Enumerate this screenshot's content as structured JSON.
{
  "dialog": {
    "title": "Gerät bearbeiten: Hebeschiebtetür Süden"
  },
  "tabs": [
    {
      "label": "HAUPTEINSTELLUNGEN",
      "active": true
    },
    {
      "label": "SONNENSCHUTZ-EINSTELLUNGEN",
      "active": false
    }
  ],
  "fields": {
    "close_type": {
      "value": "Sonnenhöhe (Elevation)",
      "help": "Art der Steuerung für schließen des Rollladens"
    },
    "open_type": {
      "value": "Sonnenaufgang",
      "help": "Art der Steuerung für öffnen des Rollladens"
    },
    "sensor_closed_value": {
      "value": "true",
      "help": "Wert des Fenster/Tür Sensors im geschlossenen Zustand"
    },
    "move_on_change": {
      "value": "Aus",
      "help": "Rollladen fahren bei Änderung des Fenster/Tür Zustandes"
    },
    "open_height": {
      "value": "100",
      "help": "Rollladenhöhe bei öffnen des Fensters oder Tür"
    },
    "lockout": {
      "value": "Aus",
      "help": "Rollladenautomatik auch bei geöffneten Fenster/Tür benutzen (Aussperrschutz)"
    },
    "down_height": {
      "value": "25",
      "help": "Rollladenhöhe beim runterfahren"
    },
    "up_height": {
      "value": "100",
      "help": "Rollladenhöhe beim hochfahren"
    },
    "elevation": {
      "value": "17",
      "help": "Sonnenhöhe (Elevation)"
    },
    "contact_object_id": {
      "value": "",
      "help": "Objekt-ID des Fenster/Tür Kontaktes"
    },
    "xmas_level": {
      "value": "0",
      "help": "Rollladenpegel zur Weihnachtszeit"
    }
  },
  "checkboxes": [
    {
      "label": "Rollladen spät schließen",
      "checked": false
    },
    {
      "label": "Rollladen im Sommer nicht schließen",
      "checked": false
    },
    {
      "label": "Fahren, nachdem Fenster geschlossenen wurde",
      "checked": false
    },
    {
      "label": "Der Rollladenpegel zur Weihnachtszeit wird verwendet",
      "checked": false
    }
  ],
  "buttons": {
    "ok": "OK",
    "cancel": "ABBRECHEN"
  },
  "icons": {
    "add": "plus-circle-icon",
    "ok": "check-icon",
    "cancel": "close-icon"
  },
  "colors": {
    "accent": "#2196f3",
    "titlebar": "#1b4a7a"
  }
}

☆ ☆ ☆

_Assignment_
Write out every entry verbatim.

_Written answer_
Enumerate this screenshot's content as structured JSON.
{
  "dialog": {
    "title": "Gerät bearbeiten: Hebeschiebtetür Süden"
  },
  "tabs": [
    {
      "label": "HAUPTEINSTELLUNGEN",
      "active": true
    },
    {
      "label": "SONNENSCHUTZ-EINSTELLUNGEN",
      "active": false
    }
  ],
  "fields": {
    "close_type": {
      "value": "Sonnenhöhe (Elevation)",
      "help": "Art der Steuerung für schließen des Rollladens"
    },
    "open_type": {
      "value": "Sonnenaufgang",
      "help": "Art der Steuerung für öffnen des Rollladens"
    },
    "sensor_closed_value": {
      "value": "true",
      "help": "Wert des Fenster/Tür Sensors im geschlossenen Zustand"
    },
    "move_on_change": {
      "value": "Aus",
      "help": "Rollladen fahren bei Änderung des Fenster/Tür Zustandes"
    },
    "open_height": {
      "value": "100",
      "help": "Rollladenhöhe bei öffnen des Fensters oder Tür"
    },
    "lockout": {
      "value": "Aus",
      "help": "Rollladenautomatik auch bei geöffneten Fenster/Tür benutzen (Aussperrschutz)"
    },
    "down_height": {
      "value": "25",
      "help": "Rollladenhöhe beim runterfahren"
    },
    "up_height": {
      "value": "100",
      "help": "Rollladenhöhe beim hochfahren"
    },
    "elevation": {
      "value": "17",
      "help": "Sonnenhöhe (Elevation)"
    },
    "contact_object_id": {
      "value": "",
      "help": "Objekt-ID des Fenster/Tür Kontaktes"
    },
    "xmas_level": {
      "value": "0",
      "help": "Rollladenpegel zur Weihnachtszeit"
    }
  },
  "checkboxes": [
    {
      "label": "Rollladen spät schließen",
      "checked": false
    },
    {
      "label": "Rollladen im Sommer nicht schließen",
      "checked": false
    },
    {
      "label": "Fahren, nachdem Fenster geschlossenen wurde",
      "checked": false
    },
    {
      "label": "Der Rollladenpegel zur Weihnachtszeit wird verwendet",
      "checked": false
    }
  ],
  "buttons": {
    "ok": "OK",
    "cancel": "ABBRECHEN"
  },
  "icons": {
    "add": "plus-circle-icon",
    "ok": "check-icon",
    "cancel": "close-icon"
  },
  "colors": {
    "accent": "#2196f3",
    "titlebar": "#1b4a7a"
  }
}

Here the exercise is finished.